Because drop boxes will not be available for the upcoming May election, BOE will reimburse jurisdictions with a May 2 election for their costs in acquiring a drop box if they do not currently have an AV drop box or the required number of AV drop boxes. Drop boxes may be purchased or borrowed from neighboring jurisdictions that do not have a May election.

Key issues and implementation steps

  • Statewide purchase of drop boxes represents a substantial procurement effort; vendor capability to produce at scale and timeline
  • Up to 2,000 drop boxes may be needed
  • Statutory requirements for secure drop boxes represent financial and logistical challenges for many jurisdictions
  • Previous drop-box chain of custody procedures were passed by Legislature late 2022

Permanent AV ballot list
Proposal 2 provides that voters may complete a single AV application to receive an AV ballot in all future elections. This is required for all jurisdictions and all elections. According to the BOE, permanent AV status moves with the voter when they update their registration address within the state, including across jurisdictions. Voters are removed from the list upon request, with cancellation of voter registration, with reliable information that the voter has moved from the registration address, or if the voter has not voter for six years.

An updated AV ballot application is available for the May 2, election as well as an updated QVF AV application. The AV application includes an option to join the permanent AV ballot list (not an application list). Additional changes will likely be made to the AV application for future elections, pending further implementation of Proposal 2022-2 and any statutory changes that are made.

Key issues and implementation steps

  • Updating all AV ballot applications to allow the option to join the permanent list
  • Updating the QVF to collect and track permanent AV status
  • Considerations for overlapping with other AV status, such as miliary and overseas voters
  • Distinguishing from preexisting permanent AV voter application lists
  • Training for clerks
  • Voter education and outreach

Early voting
Proposal 2 requires jurisdictions to provide at least nine days of early in-person voting for statewide and federal elections.
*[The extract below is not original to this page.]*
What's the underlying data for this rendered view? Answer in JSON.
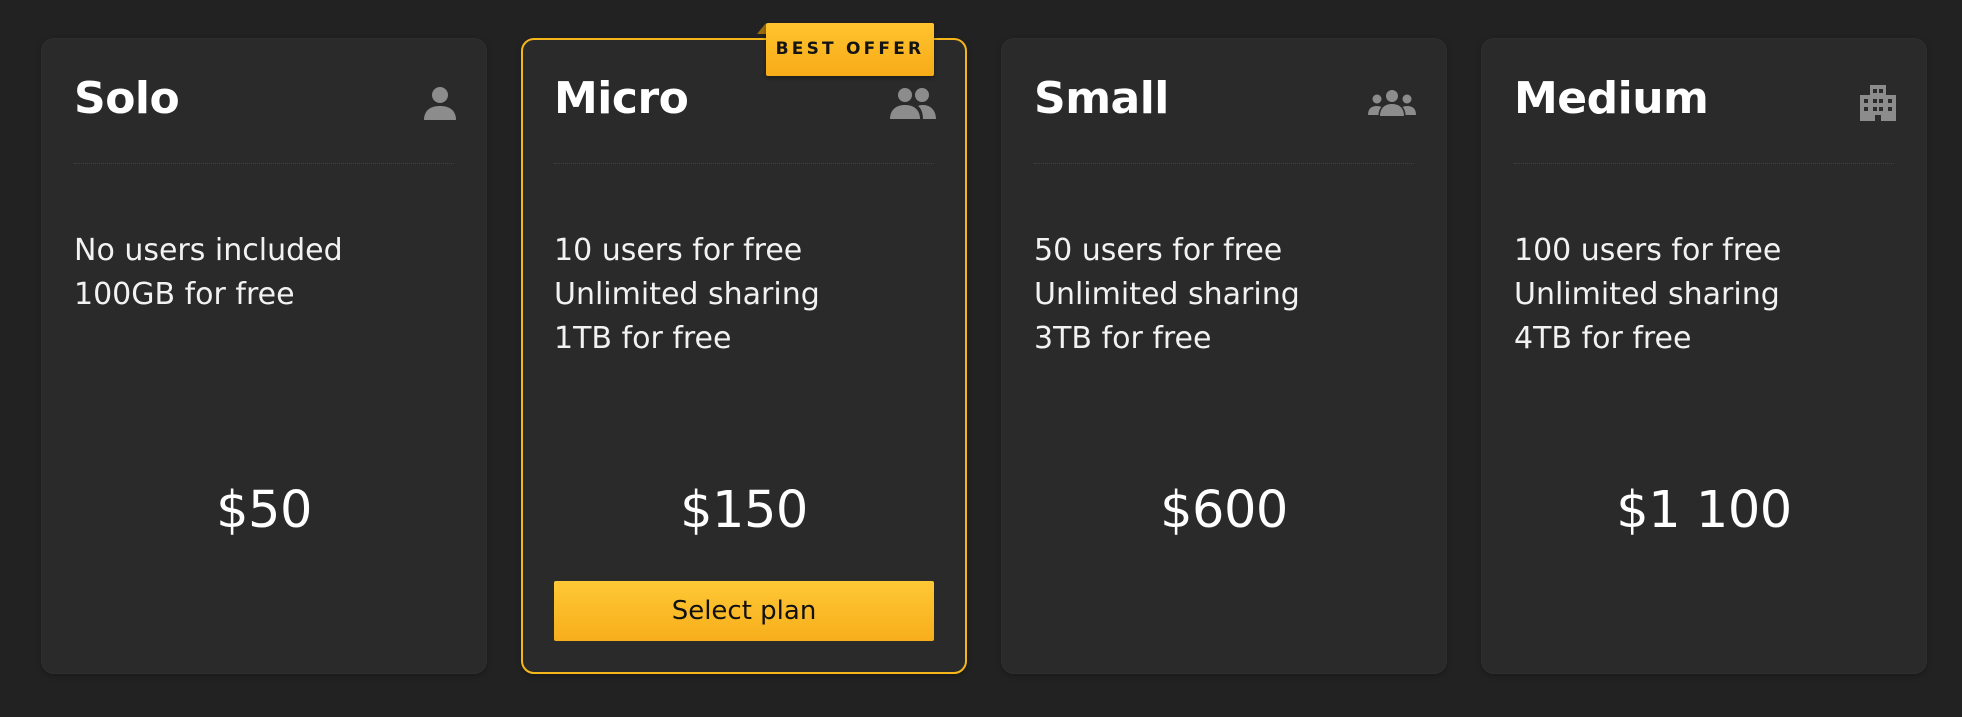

The first election with required nine days of early voting will be the 2024 presidential primary. For local elections, local units may provide the option of early voting. Townships and other municipalities within a county may share early voting sites hosted by municipality or county.

Many changes must put in place to prepare for early voting, including programming changes to voting machines to ensure ballots can be tabulated prior to Election Day—with the results not available until Election Day—and updated electronic pollbooks to check in early voters, verify their registration and ensure they have not already returned a ballot elsewhere. Additionally, it is anticipated the Legislature will provide statutory requirements regarding the early voting process. At this time, the state has not developed the technical resources to support early voting for the May election.

Key issues and implementation steps

  • Programming voting equipment
  • Clerk and poll worker training, including retention and management of voted ballots at combined precinct sites
  • Early voting electronic pollbook/voter check-in tool
  • Logistics and resources to support staff early voting sites
  • Public outreach and education

Statutory guidance—and funding—needed
Election officials need statutory guidance on the details of implementing parts of Proposal 2, including those issues previously mentioned, as well as how postmarked ballots that arrive after Election Day will be processed by clerks, tabulated and shared with county canvassing boards. In addition, additional funding is necessary for costs associated with early voting, including staffing, equipment and polling places, staffing for AV processing, drop box security, and additional equipment and permanent staffing that may result from election changes.

The BOE is continuing to gather questions and concerns from clerks as it works through the implementation process. Send your inquiries directly to the bureau at boeregulatory@michigan.gov or to MTA’s Legislative Association Mike Batterbee at mikeb@michigantownships.org. Continue to watch MTA emails, website and future issues of Township Focus for continued updates as they become available.